It’s important to remember that the model doesn’t prove the cause of the phenomenon as different causes may have the same effect. In other words, knowing that A could cause B does not prove that A does cause B because B could be caused by C independently of A. However, we never really know what’s going on in nature; rather, we take observations and tell the best story that we can. Emergent models offer a way to test how good that story is.

asmoser's picture

I think a good model must be

I think a good model must be relatively simple, (something you could explain the logic of in a few sentences) based on a real world example or phenomenon and should accurately reproduce the phenomenon. Langton's ant strikes me as an extremely interesting model, but ultimately one that has little other value. Other models we have looked at, like the traffic model and the flock of birds, have more potential use in explaining real world phenomena. Certainly langton's ant, the game of life, and CA are interesting and potentially very useful, but it is harder to see how these models can be used as more than a sort of "proof of concept" showing that yes, emergence does exist. I think if emergence is to gain acceptance as an important way of looking at and understanding the world we should be modeling things that actually occur and looking for the simple rules that can produce them.

natsu's picture

Yes I agree

I agree that it is important for a model to have some application to real world phenomena. But as it has been mentioned during our class discussion, the best way for models to be used in explaining emergent phenomena is to show that very simple models can explain real world phenomena on a surprisingly accurate level, because what underlies a lot of the very complex things we see are actually quite simple. At least in my mind, it's when a model shows us that, that I get that "Wow!" feeling.

natsu's picture

Some clarifications

Just to clarify, I didn't mean to say that I think that everything in the world is actually really simple. I just wanted to say that I think good models are those that can provide a different way of thinking about the complex phenomena we see. Like the ant colony model. I really like that one because it demostate the idea that there may be some organization, that can actaully be modelled by a relatively simple model, that underlies what appears to be randomness.  

Lauren's picture

the element of surprise

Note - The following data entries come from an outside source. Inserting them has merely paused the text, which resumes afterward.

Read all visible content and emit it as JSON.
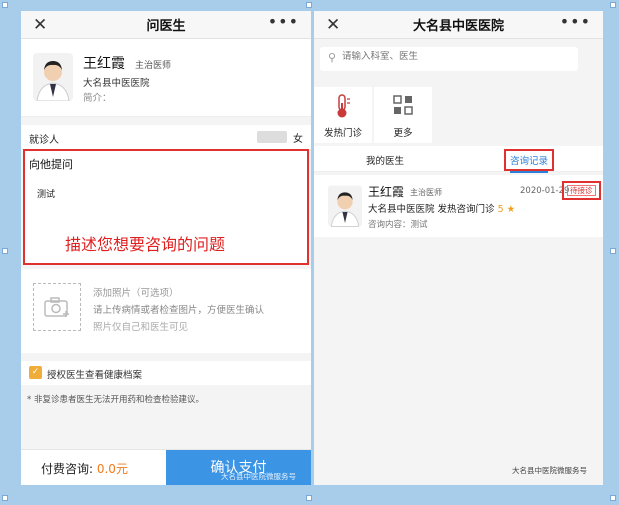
{
  "left": {
    "title": "问医生",
    "doctor": {
      "name": "王红霞",
      "title": "主治医师",
      "hospital": "大名县中医医院",
      "intro": "简介："
    },
    "patient_label": "就诊人",
    "patient_sex": "女",
    "question_title": "向他提问",
    "question_value": "测试",
    "question_hint": "描述您想要咨询的问题",
    "photo_title": "添加照片（可选项）",
    "photo_desc": "请上传病情或者检查图片，方便医生确认",
    "photo_note": "照片仅自己和医生可见",
    "consent": "授权医生查看健康档案",
    "notice": "* 非复诊患者医生无法开用药和检查检验建议。",
    "fee_label": "付费咨询: ",
    "fee_amount": "0.0元",
    "pay_button": "确认支付",
    "watermark": "大名县中医院微服务号"
  },
  "right": {
    "title": "大名县中医医院",
    "search_placeholder": "请输入科室、医生",
    "services": [
      {
        "label": "发热门诊",
        "icon": "thermometer-icon"
      },
      {
        "label": "更多",
        "icon": "grid-icon"
      }
    ],
    "tabs": [
      "我的医生",
      "咨询记录"
    ],
    "record": {
      "name": "王红霞",
      "title": "主治医师",
      "date": "2020-01-29",
      "status": "待接诊",
      "hospital": "大名县中医医院 发热咨询门诊",
      "score": "5",
      "consult": "咨询内容：测试"
    },
    "watermark": "大名县中医院微服务号"
  },
  "colors": {
    "accent_blue": "#3c94e4",
    "highlight_red": "#e03030",
    "fee_orange": "#f07a1a",
    "check_orange": "#f0ad3a"
  }
}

While I agree with Natsu and Jess that simpler models tend to be clearer (and easier to implement!), I think it goes beyond that. Regardless of the complexity of the functions that go into making it, a "good" model is one that can mislead you into thinking that you know what is going to happen...and then throw you for a loop. The element of surprise is key because this is what makes a viewer want to go back and explore the model (and its idiosyncrasies) further. Langston's Ant works so well because both viewers' predictions for the model AND their self-realizations of their own knowledge are proved to be faulty. Now that's "wow" factor.

natsu's picture

good models = clear

I'v really enjoyed looking at the multiple models in the net logo model library so far. Even after seeing so many, I still think my favorite is langton's ant. I think that the reason for why this is becasue it is so simple and clear.Still, after a while it makes you amazed and inspired. It doesn't require a lot of explanation, the model kind of explains itself.

Jessica B's picture

Variables everywhere!

I agree. The models that have a dozen variables, while potentially interesting, tend to scare me off. If I knew exactly what they were trying to express, I might enjoy them more, but as it is I tend to be afraid of touching any of the variables. Also, if a model has too many variables, it's hard to see which one is making which changes. So while I, personally, might not go as simple as langton's ant, I do think that the variables and such should be kept to a minimum.